■ **Activity**: Gather up every line from the entries below that uses the word "personnels".

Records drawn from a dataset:
★ ★ ★ ★

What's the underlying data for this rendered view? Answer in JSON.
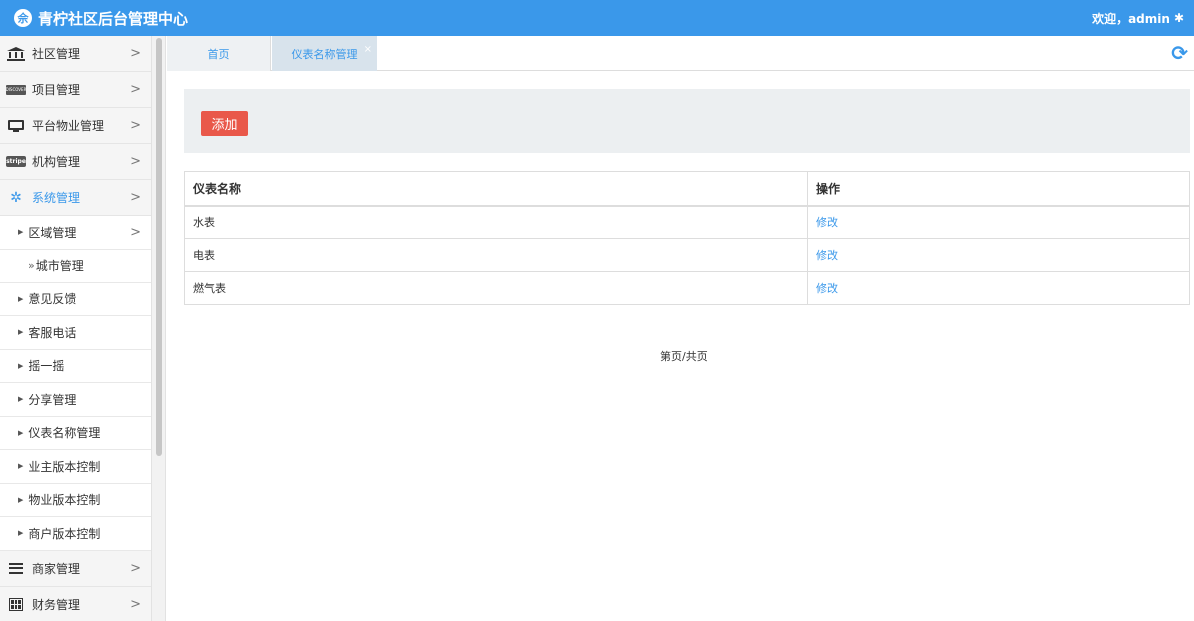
{
  "header": {
    "logo_glyph": "佘",
    "title": "青柠社区后台管理中心",
    "welcome": "欢迎，admin",
    "gear_icon": "gear-icon"
  },
  "sidebar": {
    "items": [
      {
        "label": "社区管理",
        "icon": "bank-icon"
      },
      {
        "label": "项目管理",
        "icon": "discover-card-icon"
      },
      {
        "label": "平台物业管理",
        "icon": "monitor-icon"
      },
      {
        "label": "机构管理",
        "icon": "stripe-icon",
        "icon_text": "stripe"
      },
      {
        "label": "系统管理",
        "icon": "yelp-icon"
      }
    ],
    "card_icon_text": "DISCOVER",
    "sub_items": [
      "区域管理",
      "意见反馈",
      "客服电话",
      "摇一摇",
      "分享管理",
      "仪表名称管理",
      "业主版本控制",
      "物业版本控制",
      "商户版本控制"
    ],
    "subsub_items": [
      "城市管理"
    ],
    "bottom_items": [
      {
        "label": "商家管理",
        "icon": "bars-icon"
      },
      {
        "label": "财务管理",
        "icon": "calculator-icon"
      }
    ],
    "chevron": ">",
    "sub_marker": "»"
  },
  "tabs": [
    {
      "label": "首页"
    },
    {
      "label": "仪表名称管理",
      "close": "×"
    }
  ],
  "toolbar": {
    "add_label": "添加"
  },
  "table": {
    "headers": [
      "仪表名称",
      "操作"
    ],
    "rows": [
      {
        "name": "水表",
        "action": "修改"
      },
      {
        "name": "电表",
        "action": "修改"
      },
      {
        "name": "燃气表",
        "action": "修改"
      }
    ]
  },
  "pager": {
    "text": "第页/共页"
  },
  "accent_color": "#3a98ea",
  "button_color": "#e9584a"
}
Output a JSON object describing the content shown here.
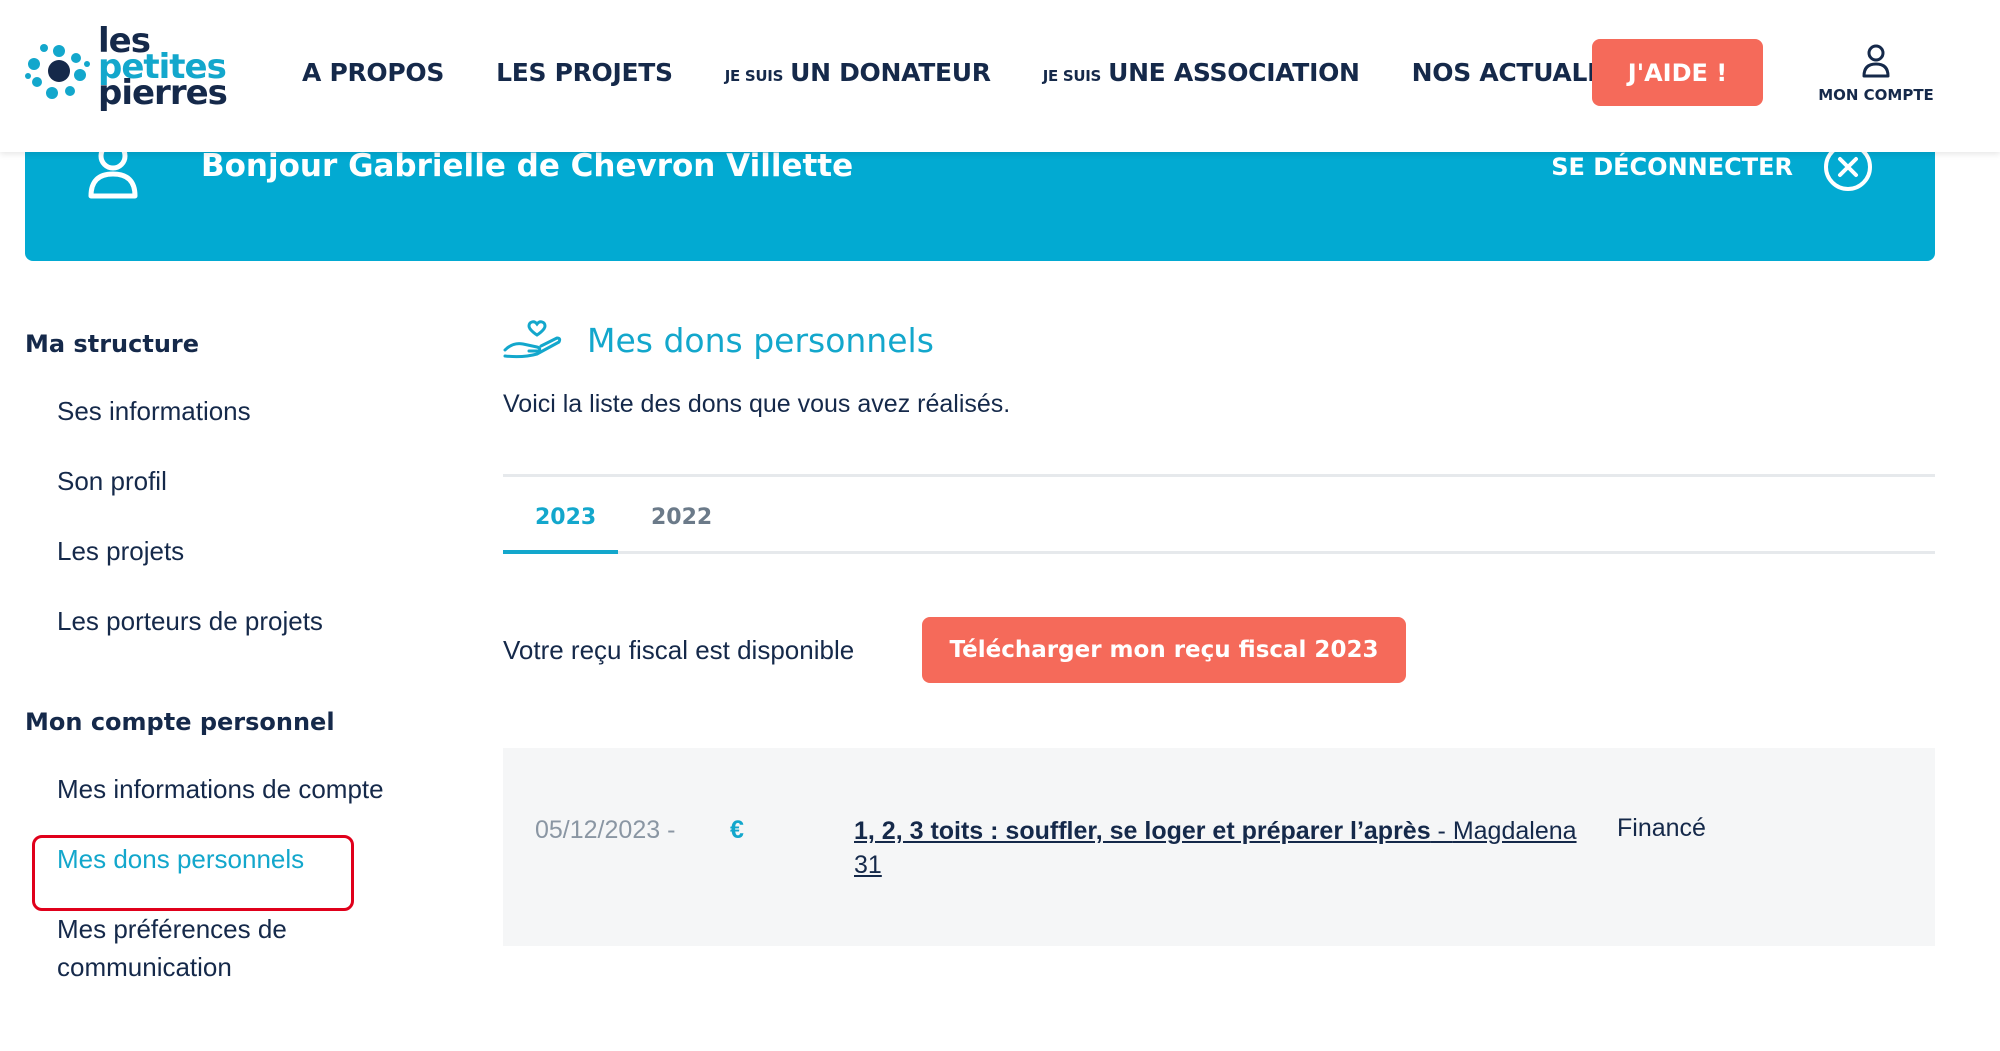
{
  "header": {
    "logo_lines": [
      "les",
      "petites",
      "pierres"
    ],
    "nav": [
      {
        "prefix": "",
        "label": "A PROPOS"
      },
      {
        "prefix": "",
        "label": "LES PROJETS"
      },
      {
        "prefix": "JE SUIS",
        "label": "UN DONATEUR"
      },
      {
        "prefix": "JE SUIS",
        "label": "UNE ASSOCIATION"
      },
      {
        "prefix": "",
        "label": "NOS ACTUALITÉS"
      }
    ],
    "cta_label": "J'AIDE !",
    "account_label": "MON COMPTE"
  },
  "banner": {
    "greeting": "Bonjour Gabrielle de Chevron Villette",
    "logout_label": "SE DÉCONNECTER"
  },
  "sidebar": {
    "sections": [
      {
        "heading": "Ma structure",
        "items": [
          "Ses informations",
          "Son profil",
          "Les projets",
          "Les porteurs de projets"
        ]
      },
      {
        "heading": "Mon compte personnel",
        "items": [
          "Mes informations de compte",
          "Mes dons personnels",
          "Mes préférences de communication"
        ]
      }
    ],
    "active_item": "Mes dons personnels"
  },
  "main": {
    "title": "Mes dons personnels",
    "intro": "Voici la liste des dons que vous avez réalisés.",
    "tabs": [
      "2023",
      "2022"
    ],
    "active_tab": "2023",
    "receipt_text": "Votre reçu fiscal est disponible",
    "receipt_button": "Télécharger mon reçu fiscal 2023",
    "donations": [
      {
        "date": "05/12/2023 -",
        "currency": "€",
        "project": "1, 2, 3 toits : souffler, se loger et préparer l’après",
        "separator": " - ",
        "owner": "Magdalena 31",
        "status": "Financé"
      }
    ]
  },
  "colors": {
    "brand_blue": "#02aad2",
    "accent_coral": "#f56a5a",
    "navy": "#15294a",
    "highlight_red": "#e0001b"
  }
}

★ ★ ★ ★

■ **Final answer**:
          "Mes dons personnels",
    "active_item": "Mes dons personnels"
    "title": "Mes dons personnels",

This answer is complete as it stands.